[Dataset entries]
=== Begin Enclosure ===
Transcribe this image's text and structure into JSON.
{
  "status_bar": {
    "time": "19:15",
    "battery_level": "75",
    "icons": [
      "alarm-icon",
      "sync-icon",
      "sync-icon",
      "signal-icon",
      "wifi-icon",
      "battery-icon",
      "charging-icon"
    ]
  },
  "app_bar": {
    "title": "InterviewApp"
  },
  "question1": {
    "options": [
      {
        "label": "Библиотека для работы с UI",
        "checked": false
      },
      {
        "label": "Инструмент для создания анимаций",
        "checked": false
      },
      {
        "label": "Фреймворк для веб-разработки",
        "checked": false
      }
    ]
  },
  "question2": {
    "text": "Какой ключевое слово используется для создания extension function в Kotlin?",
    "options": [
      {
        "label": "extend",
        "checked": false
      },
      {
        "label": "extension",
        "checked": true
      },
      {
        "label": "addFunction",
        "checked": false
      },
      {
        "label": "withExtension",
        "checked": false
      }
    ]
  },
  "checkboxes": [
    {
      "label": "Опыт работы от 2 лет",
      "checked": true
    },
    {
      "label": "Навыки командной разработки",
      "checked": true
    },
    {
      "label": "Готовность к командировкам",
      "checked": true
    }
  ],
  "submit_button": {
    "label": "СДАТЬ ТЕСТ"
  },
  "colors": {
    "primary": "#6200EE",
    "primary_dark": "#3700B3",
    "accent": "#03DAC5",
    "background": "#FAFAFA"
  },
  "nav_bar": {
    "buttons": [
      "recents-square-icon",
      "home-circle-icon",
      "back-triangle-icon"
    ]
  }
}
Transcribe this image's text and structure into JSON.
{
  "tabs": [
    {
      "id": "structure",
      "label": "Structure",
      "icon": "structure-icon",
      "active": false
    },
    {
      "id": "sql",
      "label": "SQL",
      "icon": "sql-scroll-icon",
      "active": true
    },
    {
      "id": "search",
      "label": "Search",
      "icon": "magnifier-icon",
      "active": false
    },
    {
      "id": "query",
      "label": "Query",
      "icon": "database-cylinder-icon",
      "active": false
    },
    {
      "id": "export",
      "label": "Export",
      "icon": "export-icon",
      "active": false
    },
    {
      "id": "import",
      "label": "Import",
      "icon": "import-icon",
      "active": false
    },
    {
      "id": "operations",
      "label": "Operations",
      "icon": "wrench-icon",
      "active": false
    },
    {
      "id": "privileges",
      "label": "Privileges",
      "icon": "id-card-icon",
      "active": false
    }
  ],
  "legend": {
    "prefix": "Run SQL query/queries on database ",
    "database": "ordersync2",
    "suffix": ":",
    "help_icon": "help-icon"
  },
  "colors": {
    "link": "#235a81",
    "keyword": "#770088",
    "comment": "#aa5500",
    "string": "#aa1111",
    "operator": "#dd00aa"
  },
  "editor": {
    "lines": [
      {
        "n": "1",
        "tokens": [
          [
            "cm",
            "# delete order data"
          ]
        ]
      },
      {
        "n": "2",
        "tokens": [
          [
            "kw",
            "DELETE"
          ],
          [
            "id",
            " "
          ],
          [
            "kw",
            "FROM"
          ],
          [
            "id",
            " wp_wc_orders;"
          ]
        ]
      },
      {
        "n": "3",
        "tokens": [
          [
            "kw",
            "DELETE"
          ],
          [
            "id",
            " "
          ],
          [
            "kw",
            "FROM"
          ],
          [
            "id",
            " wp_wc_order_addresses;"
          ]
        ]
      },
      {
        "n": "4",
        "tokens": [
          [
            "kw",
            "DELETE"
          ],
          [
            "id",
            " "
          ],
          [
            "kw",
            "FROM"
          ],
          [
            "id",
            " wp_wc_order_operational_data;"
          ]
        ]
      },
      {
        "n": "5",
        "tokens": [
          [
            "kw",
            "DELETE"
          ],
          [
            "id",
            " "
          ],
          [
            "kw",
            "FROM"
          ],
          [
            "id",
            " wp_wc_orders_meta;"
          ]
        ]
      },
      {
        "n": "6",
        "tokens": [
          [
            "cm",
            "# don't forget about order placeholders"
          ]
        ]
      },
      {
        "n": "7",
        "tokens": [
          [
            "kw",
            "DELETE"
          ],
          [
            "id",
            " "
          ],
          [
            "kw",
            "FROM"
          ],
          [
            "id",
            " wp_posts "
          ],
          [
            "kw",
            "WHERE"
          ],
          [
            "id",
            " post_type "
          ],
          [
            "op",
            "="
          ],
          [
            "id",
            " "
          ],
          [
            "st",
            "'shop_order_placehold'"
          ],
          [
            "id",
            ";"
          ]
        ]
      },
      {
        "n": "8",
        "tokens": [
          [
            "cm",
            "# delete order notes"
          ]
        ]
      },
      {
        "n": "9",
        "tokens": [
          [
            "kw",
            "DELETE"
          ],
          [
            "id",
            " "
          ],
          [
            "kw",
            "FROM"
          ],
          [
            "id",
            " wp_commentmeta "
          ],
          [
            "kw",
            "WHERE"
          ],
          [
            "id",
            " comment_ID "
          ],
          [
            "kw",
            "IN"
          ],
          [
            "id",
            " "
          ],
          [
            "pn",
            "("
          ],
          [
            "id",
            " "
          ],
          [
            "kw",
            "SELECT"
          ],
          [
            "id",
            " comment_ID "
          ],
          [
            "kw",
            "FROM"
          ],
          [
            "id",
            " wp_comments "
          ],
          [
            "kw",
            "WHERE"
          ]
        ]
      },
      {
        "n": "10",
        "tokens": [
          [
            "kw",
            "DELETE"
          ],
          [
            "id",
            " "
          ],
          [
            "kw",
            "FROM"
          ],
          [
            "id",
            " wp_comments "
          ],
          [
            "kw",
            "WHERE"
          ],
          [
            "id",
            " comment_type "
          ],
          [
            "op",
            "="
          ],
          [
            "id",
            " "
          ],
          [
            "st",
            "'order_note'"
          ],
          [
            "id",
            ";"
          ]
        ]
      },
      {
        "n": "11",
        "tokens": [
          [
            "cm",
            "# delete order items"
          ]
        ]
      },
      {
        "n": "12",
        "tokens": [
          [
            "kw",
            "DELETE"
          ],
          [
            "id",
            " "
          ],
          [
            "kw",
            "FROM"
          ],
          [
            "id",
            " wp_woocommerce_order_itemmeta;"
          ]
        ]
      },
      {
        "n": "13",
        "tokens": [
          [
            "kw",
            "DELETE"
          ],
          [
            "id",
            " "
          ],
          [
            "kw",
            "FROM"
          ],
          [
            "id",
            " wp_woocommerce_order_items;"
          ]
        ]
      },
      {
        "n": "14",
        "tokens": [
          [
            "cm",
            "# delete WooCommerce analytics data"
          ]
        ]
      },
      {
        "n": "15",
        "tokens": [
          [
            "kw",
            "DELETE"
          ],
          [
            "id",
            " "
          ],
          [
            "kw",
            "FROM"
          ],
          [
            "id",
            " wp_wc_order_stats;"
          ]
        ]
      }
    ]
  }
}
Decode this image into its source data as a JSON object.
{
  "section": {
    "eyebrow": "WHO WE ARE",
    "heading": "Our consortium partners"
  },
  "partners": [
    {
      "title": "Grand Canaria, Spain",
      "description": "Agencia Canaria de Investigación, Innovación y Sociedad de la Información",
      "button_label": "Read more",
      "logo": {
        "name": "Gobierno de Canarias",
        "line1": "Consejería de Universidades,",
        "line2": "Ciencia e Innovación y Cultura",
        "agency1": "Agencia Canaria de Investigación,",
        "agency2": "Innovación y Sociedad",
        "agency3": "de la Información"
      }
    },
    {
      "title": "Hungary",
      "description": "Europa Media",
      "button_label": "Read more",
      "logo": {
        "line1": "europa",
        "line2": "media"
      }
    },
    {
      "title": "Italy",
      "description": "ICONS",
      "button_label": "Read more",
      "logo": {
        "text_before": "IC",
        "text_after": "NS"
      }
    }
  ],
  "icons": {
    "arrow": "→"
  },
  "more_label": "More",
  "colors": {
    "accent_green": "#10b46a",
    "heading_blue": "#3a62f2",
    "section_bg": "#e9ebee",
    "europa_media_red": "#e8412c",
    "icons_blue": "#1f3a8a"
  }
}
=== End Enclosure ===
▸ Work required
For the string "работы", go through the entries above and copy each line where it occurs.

▸ Answer space
        "label": "Библиотека для работы с UI",
      "label": "Опыт работы от 2 лет",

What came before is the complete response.